Company representatives also visited Austin. A final decision has not been made, but Austin and Tulsa are among the finalists, according to multiple sources. The AP also reported Tulsa and Austin as top picks for the gigafactory.

Tesla expects to make a decision as soon as next month, and “certainly within three months,” CEO Elon Musk said April 29 during the company’s first quarter earnings call.

Musk tweeted in March that Tesla was scouting locations for a so-called “Cybertruck Gigafactory.” Musk said, at the time, that the factory would be located in the central part of the U.S. and would be used to produce Model Y crossovers for the East Coast market as well as the cybertruck.

Not long after the tweets, TechCrunch learned that Tesla was eyeing Nashville and had been in talks with officials there. Tesla informed Nashville officials this week that the city is out of the running for its gigafactory location, according to one source.

An email was sent to Tesla requesting comment.

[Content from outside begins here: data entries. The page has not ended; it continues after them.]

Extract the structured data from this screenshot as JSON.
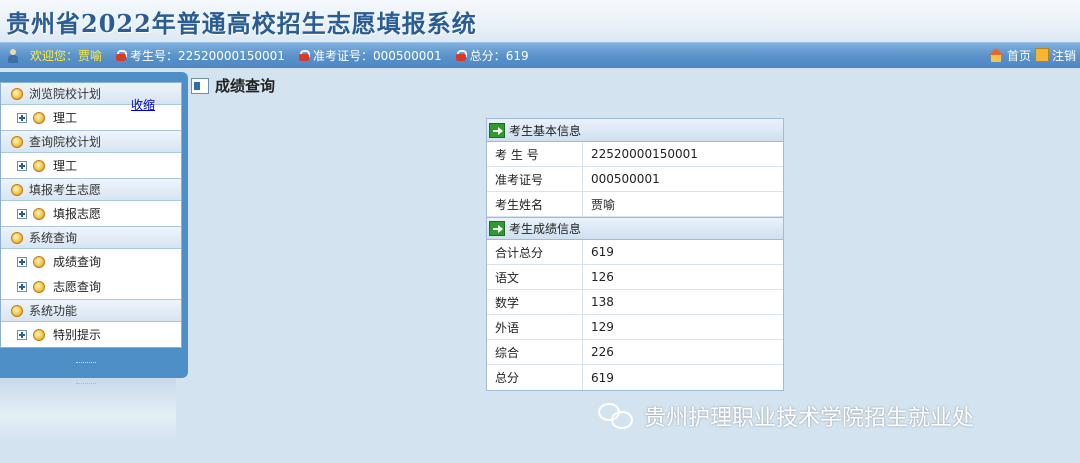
{
  "header": {
    "title": "贵州省2022年普通高校招生志愿填报系统"
  },
  "status_bar": {
    "welcome_label": "欢迎您：",
    "user_name": "贾喻",
    "exam_no_label": "考生号：",
    "exam_no": "22520000150001",
    "ticket_no_label": "准考证号：",
    "ticket_no": "000500001",
    "total_label": "总分：",
    "total": "619",
    "home_link": "首页",
    "logout_link": "注销"
  },
  "sidebar": {
    "collapse_link": "收缩",
    "groups": [
      {
        "label": "浏览院校计划",
        "items": [
          {
            "label": "理工"
          }
        ]
      },
      {
        "label": "查询院校计划",
        "items": [
          {
            "label": "理工"
          }
        ]
      },
      {
        "label": "填报考生志愿",
        "items": [
          {
            "label": "填报志愿"
          }
        ]
      },
      {
        "label": "系统查询",
        "items": [
          {
            "label": "成绩查询"
          },
          {
            "label": "志愿查询"
          }
        ]
      },
      {
        "label": "系统功能",
        "items": [
          {
            "label": "特别提示"
          }
        ]
      }
    ]
  },
  "main": {
    "page_title": "成绩查询",
    "basic_section": {
      "title": "考生基本信息",
      "rows": [
        {
          "key": "考 生 号",
          "value": "22520000150001"
        },
        {
          "key": "准考证号",
          "value": "000500001"
        },
        {
          "key": "考生姓名",
          "value": "贾喻"
        }
      ]
    },
    "score_section": {
      "title": "考生成绩信息",
      "rows": [
        {
          "key": "合计总分",
          "value": "619"
        },
        {
          "key": "语文",
          "value": "126"
        },
        {
          "key": "数学",
          "value": "138"
        },
        {
          "key": "外语",
          "value": "129"
        },
        {
          "key": "综合",
          "value": "226"
        },
        {
          "key": "总分",
          "value": "619"
        }
      ]
    }
  },
  "watermark": {
    "text": "贵州护理职业技术学院招生就业处",
    "icon": "wechat-icon"
  },
  "colors": {
    "status_bar": "#5b93cb",
    "title_text": "#2b5d95",
    "panel": "#4f8fc8",
    "background": "#d4e3f0"
  }
}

The article will be updated if Tesla responds.

Tulsa Mayor G.T. Bynum’s office issued a statement neither confirms nor denies the talks.

“While I can not comment on potential projects, it is clear that Tesla and Tulsa were forged in the same spirit,” Bynum said in an emailed statement. “Both founded by pioneers who dreamt big and made it happen. Both trying to change the world with a new kind of energy. Both investing big in what matters most: people. Tulsa is a city that doesn’t stifle entrepreneurs – we revere them. And as Tesla continues to rapidly change transportation all around the world, I can’t imagine a better place for them to further that important work than Green Country.”

This next gigafactory, wherever it is located, will likely be larger and produce multiple products, CFO Zachary Kirkhorn said during the same April 29 call.

“That’s under a belief that there’s significant efficiencies by having as much as possible and similar product lines under the same roof and as much vertical integration as possible all in one facility,” Kirkhorn said.

Musk has referred to these as future plants as “tera” factories — a nod to terawatt, or more specifically a terawatt-hour of battery capacity. The company’s first “gigafactory” is in Sparks, Nevada. The massive structure, which has surpassed. 1.9 million square feet, is where Tesla produces battery packs and electric motors for its Model 3 vehicles. The company has a joint venture with Panasonic,  which is making the lithium-ion cells.

Tesla dubbed the Sparks plant a “gigafactory” because the company said at the time it would be capable of producing 35 gigawatt-hours per year of battery cells.

Tesla assembles its Model S, Model X and Model 3 vehicles in Fremont, Calif. at a factory that was once home to GM and Toyota’s New United Motor Manufacturing Inc (NUMMI) operation. Tesla acquired the factory in 2010. The first Model S was produced at the factory in June 2012.

“Gigafactory 2” in Buffalo, New York, is where Tesla produces solar cells and modules. The company’s third gigafactory is located in Shanghai, China and started producing the Model 3 late last year. The first deliveries began in early January.

Tesla is now preparing to build another factory near Berlin. Once complete, this German factory will produce the Model 3 and Model Y for the European market.